Kunming, and greater Yunnan province, will enter the American spotlight later this month. Last Tuesday, plans were unveiled to feature one of the province's most visited tourist sites, the Stone Forest, in the eighty-ninth annual Macy's Thanksgiving Day Parade.
This is not the first time China has had a presence in the near century-old holiday tradition. Last year, Beijing sponsored a float, entitled The Beauty of Beijing, which represented the city as a whole. This year, a team of designers reused the existing bed of last year's display to depict the Stone Forest. The float's tentative moniker is The Stone Forest of Kunming, China: A Natural Wonder of the World.
According to Li Li, executive vice president of the Sino-American Friendship Association, the float aims to "welcome everyone to visit and explore Kunming, a city [with] a perfect blend of nature and civilization". Li also believes the it "will showcase the diversity and the beauty of China to [...] Western audiences", as well as being "a celebration for the friendship and mutual understanding between people of China and the US". Perhaps confusing to its targeted American audience, the float has no english written on it.
Formed over 270 million years ago, the Stone forest is one of China, and Yunnan's, most visited and expensive tourist locations. Once an imperial holiday destination in the seventeenth century, in 1941, the site was reclassified as a 'protected garden' by Beijing. The area was granted UNESCO World Heritage status in 2007. As part of the South China Karst geological formation, the Stone Forest attracts more than three million paying customers every year, and accounts for over 15 percent of Kunming's annual tourism revenue.
The Stone Forest's inclusion in the Macy's Thanksgiving Day Parade is part of a concerted push by Yunnan to increase American exposure to local tourism locales. Began in 1924, the parade is the second oldest in the United States. Enormous floats, representing many aspects of life, roll or fly through New York City's Times Square every Thanksgiving day. In the past, parade spectacles have represented everything from superhero movies to food additives to airlines.
On average, the parade attracts 44 million television viewers, as well as an additional four million people attending in person. The privilege to be apart such a large nationally televised event does not come cheap. A single float costs US$190,000 in construction and parade admission. This is followed by US$90,000 in annual fees for maintenance, storage and continued presence in the parade.

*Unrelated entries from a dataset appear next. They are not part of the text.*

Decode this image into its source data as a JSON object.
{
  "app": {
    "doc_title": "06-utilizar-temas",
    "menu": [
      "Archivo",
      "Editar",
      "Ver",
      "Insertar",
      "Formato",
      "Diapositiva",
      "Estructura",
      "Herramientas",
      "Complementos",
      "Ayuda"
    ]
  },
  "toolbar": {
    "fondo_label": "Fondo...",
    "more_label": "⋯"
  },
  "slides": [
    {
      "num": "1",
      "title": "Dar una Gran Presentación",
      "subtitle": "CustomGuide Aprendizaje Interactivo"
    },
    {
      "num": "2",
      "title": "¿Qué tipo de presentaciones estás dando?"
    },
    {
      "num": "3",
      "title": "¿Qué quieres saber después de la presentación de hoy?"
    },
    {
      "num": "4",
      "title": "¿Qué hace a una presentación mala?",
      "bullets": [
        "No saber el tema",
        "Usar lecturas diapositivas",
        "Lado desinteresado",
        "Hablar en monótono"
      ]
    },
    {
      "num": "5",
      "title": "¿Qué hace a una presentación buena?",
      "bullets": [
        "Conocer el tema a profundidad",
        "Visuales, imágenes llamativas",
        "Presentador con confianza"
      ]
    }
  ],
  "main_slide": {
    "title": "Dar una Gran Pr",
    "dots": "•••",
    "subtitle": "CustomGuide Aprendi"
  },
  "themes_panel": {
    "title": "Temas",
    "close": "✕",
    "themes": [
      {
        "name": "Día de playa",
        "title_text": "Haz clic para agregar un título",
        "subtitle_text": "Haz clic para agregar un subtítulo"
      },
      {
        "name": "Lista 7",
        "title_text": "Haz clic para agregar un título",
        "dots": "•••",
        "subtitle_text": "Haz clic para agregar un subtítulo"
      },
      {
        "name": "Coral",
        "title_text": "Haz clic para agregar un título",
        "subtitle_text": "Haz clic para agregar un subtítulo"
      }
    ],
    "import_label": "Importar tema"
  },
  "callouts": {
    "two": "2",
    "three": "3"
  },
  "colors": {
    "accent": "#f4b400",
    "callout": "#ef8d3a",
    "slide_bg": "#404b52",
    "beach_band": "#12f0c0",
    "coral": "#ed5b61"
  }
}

Yunnan's mass expenditure for the event is part of a recent trend of using American holidays as a marketing platform. Last year, in a bid to attract tourists, Yunnan paid to have a promotional video played 1,000 times in Times Square during the city's famous new year's eve celebrations.